**Exercise**
Count how many lines in the data hold "label". Only the number.

**Supplied entries**
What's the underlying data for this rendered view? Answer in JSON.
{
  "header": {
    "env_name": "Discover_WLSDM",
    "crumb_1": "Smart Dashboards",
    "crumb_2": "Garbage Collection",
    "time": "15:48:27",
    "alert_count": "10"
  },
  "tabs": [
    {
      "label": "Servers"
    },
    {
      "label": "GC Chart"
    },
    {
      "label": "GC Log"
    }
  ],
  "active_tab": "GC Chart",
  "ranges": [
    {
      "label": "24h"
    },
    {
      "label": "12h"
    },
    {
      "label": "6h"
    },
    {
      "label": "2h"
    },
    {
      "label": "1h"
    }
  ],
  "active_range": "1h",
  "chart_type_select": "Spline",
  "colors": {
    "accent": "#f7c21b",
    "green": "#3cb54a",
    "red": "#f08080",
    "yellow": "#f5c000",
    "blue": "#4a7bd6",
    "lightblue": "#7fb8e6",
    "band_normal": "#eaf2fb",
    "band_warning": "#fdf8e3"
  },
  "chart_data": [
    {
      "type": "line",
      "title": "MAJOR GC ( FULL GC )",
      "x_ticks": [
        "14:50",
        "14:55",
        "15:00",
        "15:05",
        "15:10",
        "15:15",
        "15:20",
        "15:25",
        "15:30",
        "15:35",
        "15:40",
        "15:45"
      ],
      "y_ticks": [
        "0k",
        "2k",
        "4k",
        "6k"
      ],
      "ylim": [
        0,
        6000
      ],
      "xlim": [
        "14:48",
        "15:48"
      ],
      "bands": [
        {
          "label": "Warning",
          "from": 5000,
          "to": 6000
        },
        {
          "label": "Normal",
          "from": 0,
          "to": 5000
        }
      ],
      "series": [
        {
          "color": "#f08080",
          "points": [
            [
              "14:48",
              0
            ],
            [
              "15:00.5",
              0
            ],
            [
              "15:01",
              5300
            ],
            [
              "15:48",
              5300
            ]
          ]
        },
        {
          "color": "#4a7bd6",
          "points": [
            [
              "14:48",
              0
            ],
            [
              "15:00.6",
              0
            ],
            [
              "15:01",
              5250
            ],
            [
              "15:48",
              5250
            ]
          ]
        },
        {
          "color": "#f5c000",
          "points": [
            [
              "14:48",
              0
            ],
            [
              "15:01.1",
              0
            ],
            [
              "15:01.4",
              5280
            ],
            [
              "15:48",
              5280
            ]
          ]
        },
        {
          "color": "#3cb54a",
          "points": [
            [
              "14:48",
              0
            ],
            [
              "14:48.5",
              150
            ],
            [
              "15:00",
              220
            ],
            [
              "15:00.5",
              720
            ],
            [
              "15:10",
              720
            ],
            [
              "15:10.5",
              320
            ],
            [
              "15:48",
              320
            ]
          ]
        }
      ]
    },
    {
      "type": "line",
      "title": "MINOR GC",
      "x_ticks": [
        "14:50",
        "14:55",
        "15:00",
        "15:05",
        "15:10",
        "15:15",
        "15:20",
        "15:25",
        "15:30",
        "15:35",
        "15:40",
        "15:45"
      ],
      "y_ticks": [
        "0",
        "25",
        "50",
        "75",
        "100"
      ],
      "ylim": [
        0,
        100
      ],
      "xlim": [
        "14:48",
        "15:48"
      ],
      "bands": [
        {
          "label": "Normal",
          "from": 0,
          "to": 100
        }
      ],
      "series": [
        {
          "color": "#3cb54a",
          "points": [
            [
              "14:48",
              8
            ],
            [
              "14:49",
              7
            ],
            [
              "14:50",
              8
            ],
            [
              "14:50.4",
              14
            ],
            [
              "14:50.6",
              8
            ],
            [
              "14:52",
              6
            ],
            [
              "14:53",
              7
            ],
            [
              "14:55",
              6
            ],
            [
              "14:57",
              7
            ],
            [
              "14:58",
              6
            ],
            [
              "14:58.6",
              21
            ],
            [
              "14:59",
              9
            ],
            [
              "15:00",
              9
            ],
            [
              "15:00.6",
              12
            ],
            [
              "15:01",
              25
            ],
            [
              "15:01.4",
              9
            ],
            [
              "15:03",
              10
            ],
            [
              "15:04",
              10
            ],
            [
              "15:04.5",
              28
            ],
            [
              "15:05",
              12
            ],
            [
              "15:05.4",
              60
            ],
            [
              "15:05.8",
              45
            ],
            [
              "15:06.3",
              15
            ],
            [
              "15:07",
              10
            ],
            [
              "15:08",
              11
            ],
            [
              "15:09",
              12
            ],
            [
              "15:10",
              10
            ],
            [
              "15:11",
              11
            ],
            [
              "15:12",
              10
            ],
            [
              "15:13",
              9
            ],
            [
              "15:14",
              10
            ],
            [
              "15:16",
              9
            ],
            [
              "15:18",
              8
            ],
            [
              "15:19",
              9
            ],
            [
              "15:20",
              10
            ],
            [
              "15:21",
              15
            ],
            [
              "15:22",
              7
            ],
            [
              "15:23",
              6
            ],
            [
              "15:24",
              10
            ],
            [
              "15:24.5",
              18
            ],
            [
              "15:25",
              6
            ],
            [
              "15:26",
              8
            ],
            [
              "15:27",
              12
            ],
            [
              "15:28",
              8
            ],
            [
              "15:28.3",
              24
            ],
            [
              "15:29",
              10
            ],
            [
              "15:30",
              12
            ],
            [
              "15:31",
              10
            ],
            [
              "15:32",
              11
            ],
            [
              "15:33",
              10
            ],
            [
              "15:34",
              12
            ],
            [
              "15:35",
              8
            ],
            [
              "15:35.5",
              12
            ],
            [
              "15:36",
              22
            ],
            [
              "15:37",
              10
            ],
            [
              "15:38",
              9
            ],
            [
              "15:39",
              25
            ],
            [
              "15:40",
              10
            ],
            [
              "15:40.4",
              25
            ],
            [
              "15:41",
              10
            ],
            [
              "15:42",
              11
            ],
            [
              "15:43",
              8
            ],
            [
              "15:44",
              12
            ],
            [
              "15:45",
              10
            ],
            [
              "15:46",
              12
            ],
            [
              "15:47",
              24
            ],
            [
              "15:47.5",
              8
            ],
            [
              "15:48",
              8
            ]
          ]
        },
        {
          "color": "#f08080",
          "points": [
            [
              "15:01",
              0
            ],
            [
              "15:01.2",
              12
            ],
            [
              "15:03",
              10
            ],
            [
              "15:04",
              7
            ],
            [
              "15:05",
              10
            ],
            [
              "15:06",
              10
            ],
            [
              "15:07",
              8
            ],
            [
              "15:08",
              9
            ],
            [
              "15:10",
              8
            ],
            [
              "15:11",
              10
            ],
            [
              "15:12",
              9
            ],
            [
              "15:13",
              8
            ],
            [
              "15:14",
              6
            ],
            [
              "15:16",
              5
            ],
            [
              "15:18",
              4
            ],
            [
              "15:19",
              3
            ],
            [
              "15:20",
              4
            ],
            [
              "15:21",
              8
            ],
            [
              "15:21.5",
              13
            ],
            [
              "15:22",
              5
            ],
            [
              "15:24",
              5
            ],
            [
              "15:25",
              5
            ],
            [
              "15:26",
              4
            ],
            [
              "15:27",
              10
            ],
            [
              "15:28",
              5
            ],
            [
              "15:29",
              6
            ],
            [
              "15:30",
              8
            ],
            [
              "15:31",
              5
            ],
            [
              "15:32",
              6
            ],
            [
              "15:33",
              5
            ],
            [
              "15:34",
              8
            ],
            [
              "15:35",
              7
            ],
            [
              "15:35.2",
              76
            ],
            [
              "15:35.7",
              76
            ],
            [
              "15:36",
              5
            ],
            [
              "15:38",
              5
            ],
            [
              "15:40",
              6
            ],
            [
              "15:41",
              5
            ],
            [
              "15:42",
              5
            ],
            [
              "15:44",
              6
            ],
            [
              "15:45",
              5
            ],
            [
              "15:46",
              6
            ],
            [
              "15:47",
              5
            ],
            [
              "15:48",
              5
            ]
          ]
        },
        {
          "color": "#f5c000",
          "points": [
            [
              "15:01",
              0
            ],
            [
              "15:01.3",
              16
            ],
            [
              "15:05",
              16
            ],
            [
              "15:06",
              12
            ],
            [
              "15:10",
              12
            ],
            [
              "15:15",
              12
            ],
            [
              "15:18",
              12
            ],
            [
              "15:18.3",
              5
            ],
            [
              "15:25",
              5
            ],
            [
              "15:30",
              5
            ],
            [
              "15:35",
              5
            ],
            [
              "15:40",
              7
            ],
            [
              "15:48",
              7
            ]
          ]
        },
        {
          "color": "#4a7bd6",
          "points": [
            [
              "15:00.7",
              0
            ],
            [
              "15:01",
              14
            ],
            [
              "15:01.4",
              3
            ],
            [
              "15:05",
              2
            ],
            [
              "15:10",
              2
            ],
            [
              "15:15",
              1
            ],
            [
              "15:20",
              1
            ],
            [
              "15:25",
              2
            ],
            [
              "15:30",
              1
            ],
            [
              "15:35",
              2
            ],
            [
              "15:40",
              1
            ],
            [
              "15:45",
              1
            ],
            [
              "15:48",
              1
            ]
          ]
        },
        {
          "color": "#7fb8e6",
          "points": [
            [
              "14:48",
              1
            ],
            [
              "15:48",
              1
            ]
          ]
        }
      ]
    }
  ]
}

**Answer for the task**
11